Delightful, huh?What can I do?We have been so blessed with a strong support group of friends & family. Everyone, without exception, has asked what they can do to help. We really are thankful for everyone that has reached out to us and I know that we will be racking up the baby sitting credits over the next several months.As I’ve mentioned and explain to everyone, we really look at this as an opportunity to try to educate as many people as possible about colorectal cancer. We are already kicking around ideas on how to do a major online grass roots campaign, including YouTube video diaries, reaching out to celebrties, leveraging my mom’s connections in the Senate and anything else that we can do.So what can you do if you’re so inclined:

  • Learn about this colorectal cancer (here, here, or here) and if there is a chance you could be impacted, get checked. No one wants a colonoscopy, but it beats the alternative.
  • Tell people you know to get checked out. Don’t be a Debbie Downer, but bring this up to your friends and family. Holly shouldn’t have cancer, but she does and didn’t know it until this point. You or someone you love might too.
  • Link your blog to this site. I will, of course, post Holly’s site once we get that up and running. Digg this page, MyWeb it, add it to, etc.
  • Do you know someone that can help us educate people on a national scale? We would love an introduction.
  • Have ideas on how we can get the message out in a big way on a little to no budget? We are all ears
  • Email this page to a friend of loved one by clicking here.
  • IM this page to a friend (I can’t find the code, so hopefully some Yahoo will help me)
  • Donate to the Colorectal Cancer Network. They are trying to do a really good thing, but clearly need web design help.
  • Buy a bracelet. Holly wondered why they weren’t brown for colorectal cancer. Our ribbons will be brown. If you don’t have a sense of humor, what do you have?
  • Send us inspirational stories. We all know someone that lost their lives to cancer.

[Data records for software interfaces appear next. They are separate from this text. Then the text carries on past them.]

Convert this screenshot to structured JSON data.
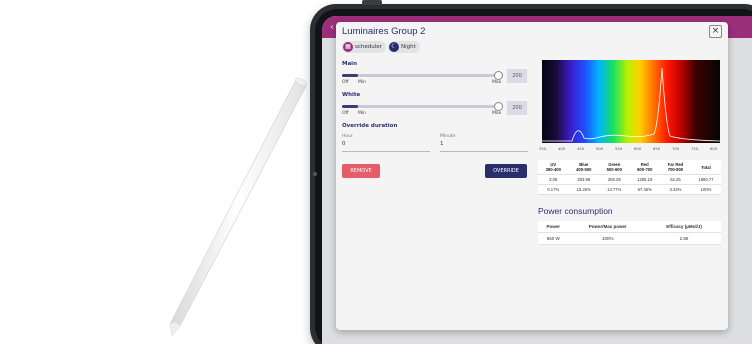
{
  "dialog": {
    "title": "Luminaires Group 2",
    "close_icon": "×",
    "chips": [
      {
        "label": "scheduler",
        "icon": "calendar-icon"
      },
      {
        "label": "Night",
        "icon": "moon-icon"
      }
    ]
  },
  "main": {
    "label": "Main",
    "value": "200",
    "level_fraction": 1.0,
    "min_left": "Off",
    "min_right": "Min",
    "max": "Max"
  },
  "white": {
    "label": "White",
    "value": "200",
    "level_fraction": 1.0,
    "min_left": "Off",
    "min_right": "Min",
    "max": "Max"
  },
  "override": {
    "label": "Override duration",
    "hour_label": "Hour",
    "hour_value": "0",
    "minute_label": "Minute",
    "minute_value": "1",
    "remove_label": "REMOVE",
    "override_label": "OVERRIDE"
  },
  "spectrum": {
    "ticks": [
      "350",
      "400",
      "450",
      "500",
      "550",
      "600",
      "650",
      "700",
      "750",
      "800"
    ]
  },
  "spectrum_table": {
    "headers": [
      [
        "UV",
        "350-400"
      ],
      [
        "Blue",
        "400-500"
      ],
      [
        "Green",
        "500-600"
      ],
      [
        "Red",
        "600-700"
      ],
      [
        "Far Red",
        "700-800"
      ],
      [
        "Total",
        ""
      ]
    ],
    "rows": [
      [
        "3.08",
        "283.99",
        "256.28",
        "1255.19",
        "62.25",
        "1860.77"
      ],
      [
        "0.17%",
        "15.26%",
        "13.77%",
        "67.46%",
        "3.34%",
        "100%"
      ]
    ]
  },
  "power": {
    "title": "Power consumption",
    "headers": [
      "Power",
      "Power/Max power",
      "Efficacy (µMol/J)"
    ],
    "row": [
      "650 W",
      "100%",
      "2.86"
    ]
  },
  "stylus": {
    "engraving": "Pencil"
  },
  "colors": {
    "accent": "#9c2f7c",
    "navy": "#2a2f6b",
    "remove": "#e45d6a"
  }
}
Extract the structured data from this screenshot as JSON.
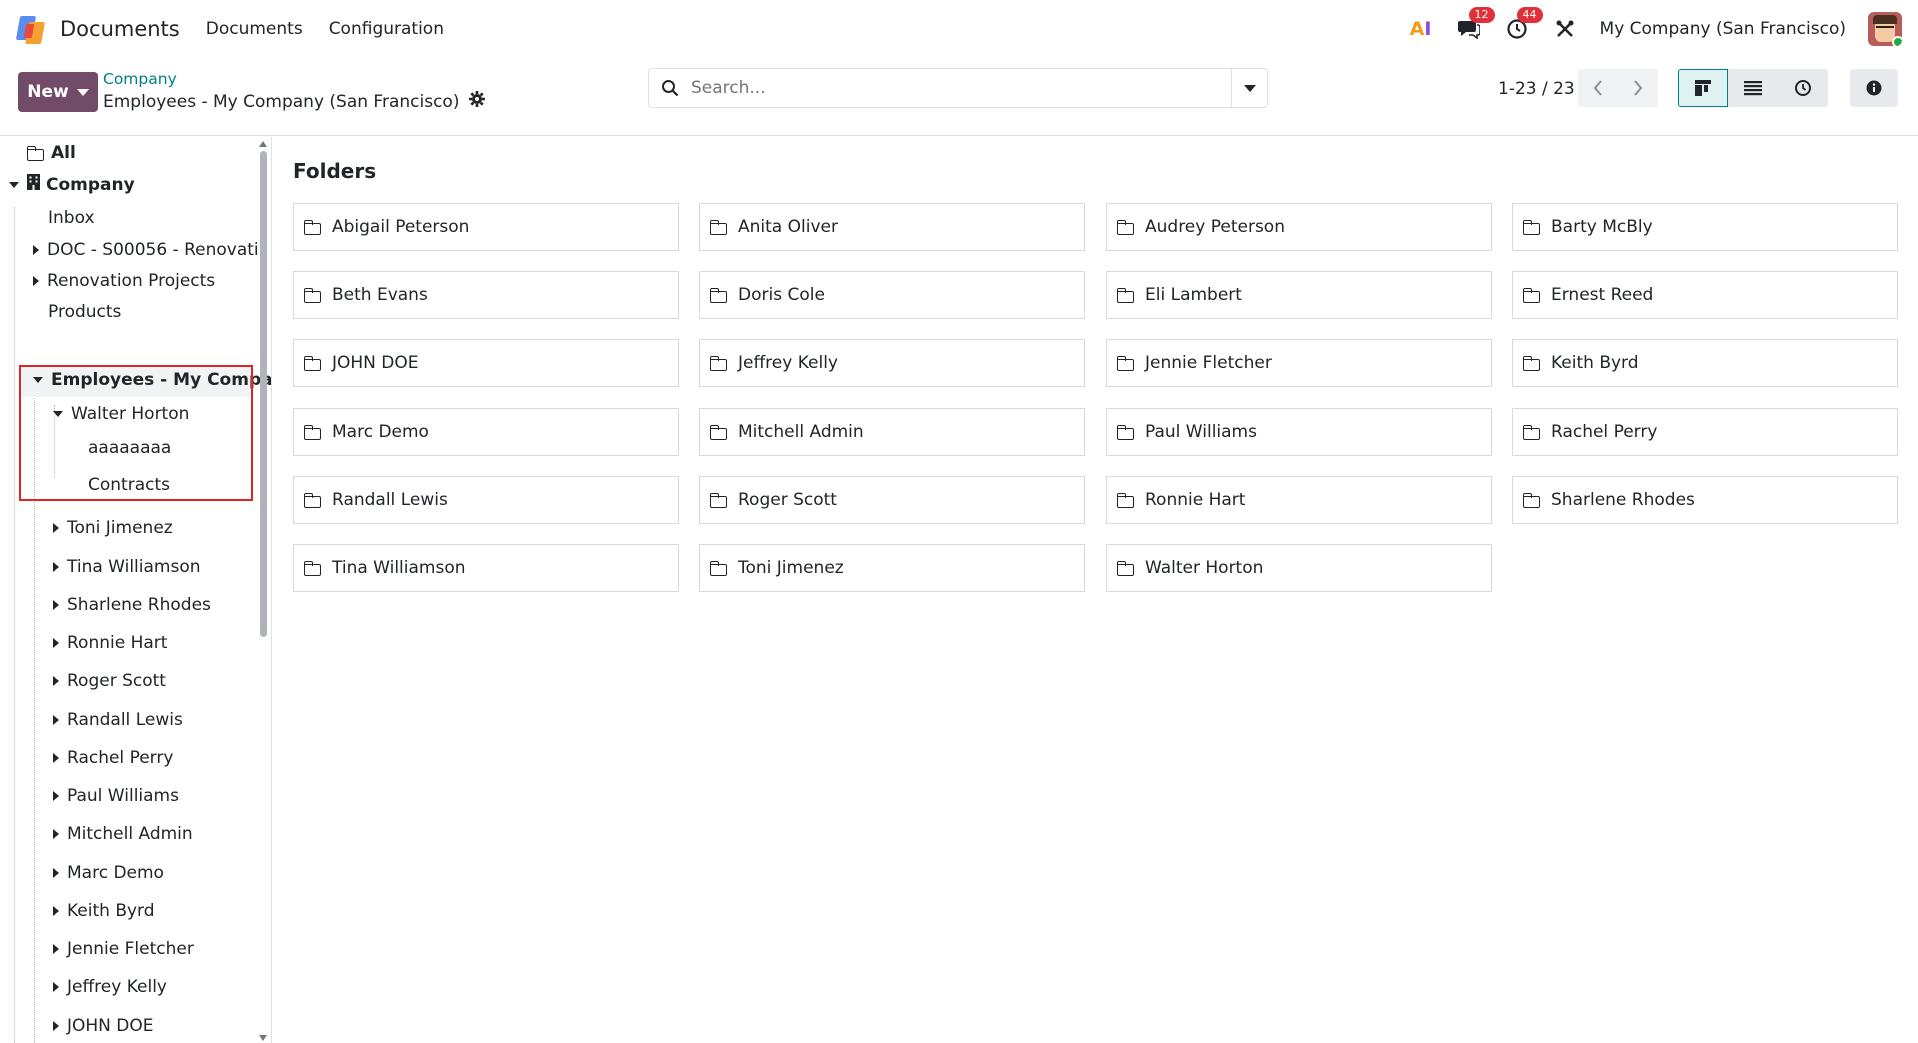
{
  "navbar": {
    "app_name": "Documents",
    "menu": [
      "Documents",
      "Configuration"
    ],
    "ai_label": "AI",
    "messages_count": "12",
    "activities_count": "44",
    "company": "My Company (San Francisco)"
  },
  "control": {
    "new_label": "New",
    "breadcrumb_parent": "Company",
    "breadcrumb_current": "Employees - My Company (San Francisco)",
    "search_placeholder": "Search...",
    "pager": "1-23 / 23"
  },
  "sidebar": {
    "all": "All",
    "company": "Company",
    "inbox": "Inbox",
    "doc": "DOC - S00056 - Renovati",
    "renovation": "Renovation Projects",
    "products": "Products",
    "employees": "Employees - My Compa.",
    "walter": "Walter Horton",
    "sub1": "aaaaaaaa",
    "sub2": "Contracts",
    "employees_list": [
      "Toni Jimenez",
      "Tina Williamson",
      "Sharlene Rhodes",
      "Ronnie Hart",
      "Roger Scott",
      "Randall Lewis",
      "Rachel Perry",
      "Paul Williams",
      "Mitchell Admin",
      "Marc Demo",
      "Keith Byrd",
      "Jennie Fletcher",
      "Jeffrey Kelly",
      "JOHN DOE"
    ]
  },
  "main": {
    "section_title": "Folders",
    "folders": [
      "Abigail Peterson",
      "Anita Oliver",
      "Audrey Peterson",
      "Barty McBly",
      "Beth Evans",
      "Doris Cole",
      "Eli Lambert",
      "Ernest Reed",
      "JOHN DOE",
      "Jeffrey Kelly",
      "Jennie Fletcher",
      "Keith Byrd",
      "Marc Demo",
      "Mitchell Admin",
      "Paul Williams",
      "Rachel Perry",
      "Randall Lewis",
      "Roger Scott",
      "Ronnie Hart",
      "Sharlene Rhodes",
      "Tina Williamson",
      "Toni Jimenez",
      "Walter Horton"
    ]
  },
  "colors": {
    "primary": "#714b67",
    "link": "#017e84",
    "badge": "#e0313b",
    "highlight": "#e02424"
  }
}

We don’t need it. Send us the stories about people that, like us, looked at this as a challenge and rose to it, fought back and won.
  • Most of all, just keep us in your thoughts.
  • So that is what is going on. Who are you going to tell?